Contig Numbering: Continuing outside the ( ) parenthesis, a single space separates similar sets of numbers used to indicate where on the contig to draw the box. These are simply the contig BP numbers that correspond to the start and stop of the shading and full-length query numbers as discussed above. Again, the numbers closest to the query name refer to shading, while those on the other side of the | symbol correspond to the full-length query sequence. When using DNA query sequences, the difference between the first and last shading and full-length numbers should be the same for the contig space as it is for the query space. Since our example query sequences are proteins, the difference between the first and last contig DNA coordinates have been multiplied by three to account for codons.
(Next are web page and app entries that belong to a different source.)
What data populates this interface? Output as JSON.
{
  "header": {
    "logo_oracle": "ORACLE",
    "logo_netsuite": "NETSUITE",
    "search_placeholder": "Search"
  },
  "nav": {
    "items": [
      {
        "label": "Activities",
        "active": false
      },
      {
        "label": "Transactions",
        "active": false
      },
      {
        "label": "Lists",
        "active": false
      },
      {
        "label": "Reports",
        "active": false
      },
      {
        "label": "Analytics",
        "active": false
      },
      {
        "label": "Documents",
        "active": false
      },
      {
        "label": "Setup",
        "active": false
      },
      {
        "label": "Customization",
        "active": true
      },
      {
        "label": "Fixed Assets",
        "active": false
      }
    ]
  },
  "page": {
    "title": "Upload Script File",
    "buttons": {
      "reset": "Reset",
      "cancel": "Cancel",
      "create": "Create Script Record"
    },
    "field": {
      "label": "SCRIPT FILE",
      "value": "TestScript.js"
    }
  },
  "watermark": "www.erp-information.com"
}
It is important to note that SimpleSynteny's regular mode assumes there are no introns in coding sequences. If you need to take introns into consideration you will need to manually edit your CMAPs using Advanced Mode and represent each exon as a separate entry. One more space in each direction is used to separate the final [ ] square brackets which denote the boundary of the query entry.

We can now consider this query like the following line:
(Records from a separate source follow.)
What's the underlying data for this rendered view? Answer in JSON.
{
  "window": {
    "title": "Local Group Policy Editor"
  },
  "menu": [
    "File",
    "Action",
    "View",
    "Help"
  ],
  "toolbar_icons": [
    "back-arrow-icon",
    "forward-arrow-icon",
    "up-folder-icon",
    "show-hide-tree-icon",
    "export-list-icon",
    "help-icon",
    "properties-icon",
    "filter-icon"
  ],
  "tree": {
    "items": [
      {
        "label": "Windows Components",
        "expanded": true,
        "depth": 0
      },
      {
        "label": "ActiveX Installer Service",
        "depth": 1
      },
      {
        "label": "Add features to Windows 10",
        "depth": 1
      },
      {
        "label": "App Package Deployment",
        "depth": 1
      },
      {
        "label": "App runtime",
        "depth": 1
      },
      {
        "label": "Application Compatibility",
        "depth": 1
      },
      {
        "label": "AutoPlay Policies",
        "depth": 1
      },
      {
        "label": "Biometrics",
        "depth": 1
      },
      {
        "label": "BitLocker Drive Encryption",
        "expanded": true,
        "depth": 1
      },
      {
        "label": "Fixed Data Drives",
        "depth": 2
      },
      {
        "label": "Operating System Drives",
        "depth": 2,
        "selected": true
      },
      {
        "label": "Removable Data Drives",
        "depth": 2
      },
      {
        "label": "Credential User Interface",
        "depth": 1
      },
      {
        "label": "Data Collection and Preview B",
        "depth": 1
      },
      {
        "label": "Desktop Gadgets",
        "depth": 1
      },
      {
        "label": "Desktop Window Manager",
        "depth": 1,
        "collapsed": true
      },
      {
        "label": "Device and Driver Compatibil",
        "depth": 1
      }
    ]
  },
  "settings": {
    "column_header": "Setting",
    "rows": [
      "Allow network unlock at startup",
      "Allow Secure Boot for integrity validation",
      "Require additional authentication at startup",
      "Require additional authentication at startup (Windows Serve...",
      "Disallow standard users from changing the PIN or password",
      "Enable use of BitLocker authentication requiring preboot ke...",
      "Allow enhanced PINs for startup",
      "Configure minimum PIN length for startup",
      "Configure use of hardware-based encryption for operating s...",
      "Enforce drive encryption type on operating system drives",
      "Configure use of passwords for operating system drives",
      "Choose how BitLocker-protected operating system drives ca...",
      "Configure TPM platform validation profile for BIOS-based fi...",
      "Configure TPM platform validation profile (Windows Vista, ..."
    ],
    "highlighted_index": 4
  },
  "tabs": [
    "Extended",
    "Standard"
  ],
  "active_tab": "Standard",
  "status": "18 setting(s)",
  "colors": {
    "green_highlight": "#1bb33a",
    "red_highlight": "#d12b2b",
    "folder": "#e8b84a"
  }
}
Multiple genes can be inserted inside a contig, they just need to be separated by two spaces on either side of them.

Valid Numbers: In order for a CMAP line to be valid, numbers to the left of the query name should be less than the corresponding numbers on the right. For example, the first contig BP number must always be less than the end BP number. Query sequences must not be longer than the size of their residing contig, and shading numbers must always be equal to or fit within the range of the full-length sequence.

Removing Gene Directions: Advanced Mode also allows you to remove directionality from a gene entirely by placing == on both sides of a gene name. The following example shows Ami1 drawn as a rectangle without direction:
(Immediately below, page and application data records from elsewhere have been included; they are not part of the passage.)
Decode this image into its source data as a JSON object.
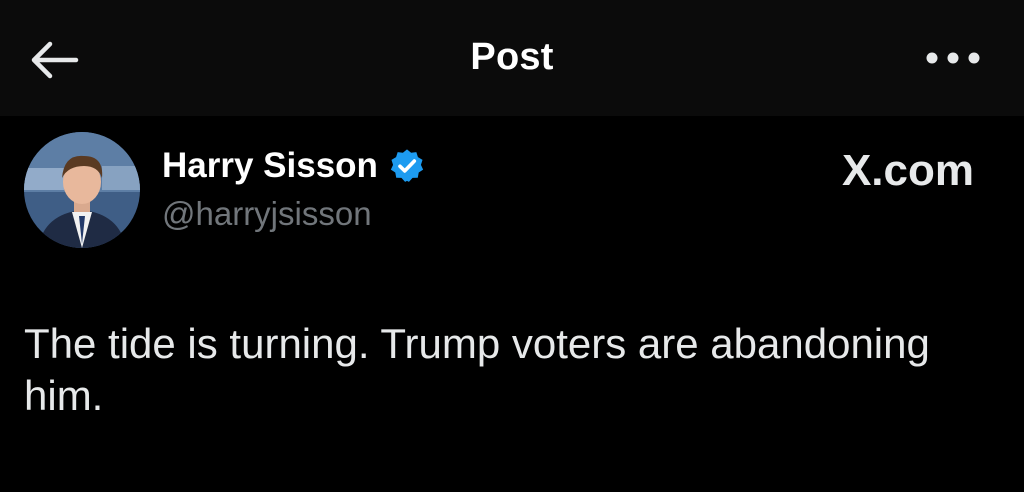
{
  "header": {
    "title": "Post",
    "back_icon": "arrow-left-icon",
    "more_icon": "more-horizontal-icon"
  },
  "post": {
    "author": {
      "display_name": "Harry Sisson",
      "handle": "@harryjsisson",
      "verified": true,
      "verified_color": "#1d9bf0"
    },
    "watermark": "X.com",
    "text": "The tide is turning. Trump voters are abandoning him."
  },
  "colors": {
    "background": "#000000",
    "header_background": "#0b0b0b",
    "primary_text": "#e7e9ea",
    "secondary_text": "#71767b",
    "accent": "#1d9bf0"
  }
}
Contig1 {1 [ 2193|3193 (1|1 == Ami1 == 2351|6351) 7685|8685 ] [ 12393|12393 (1|1 Cia30 ==> 756|756) 13148|13148 ] 14000}

Now that you understand the CMAP format, you can use Advanced Mode to make the following adjustments to your image:
  • Edit or remove unwanted query fragments found by BLAST with the main program (use the CMAPs provided with the original output as a starting template).
  • Add in separate entries to represent introns and exons.
  • Customize gene shading to highlight particular areas of interest.
  • Remove gene directions and display them as basic rectangles.
  • Manually insert genes of importance if you need to use a certain BLAST E-value cutoff but a gene of interest is being left out.
  • Make manual images for teaching purposes etc.

If you encounter any problems with SimpleSyntey please e-mail Dan Veltri at: Dan.Veltri@gmail.com. Please include "SimpleSynteny" in the subject line and include your CMAP files in addition to a detailed explanation of the problem so we can better help you. We also encourage feedback for changes and/or improvements to the program.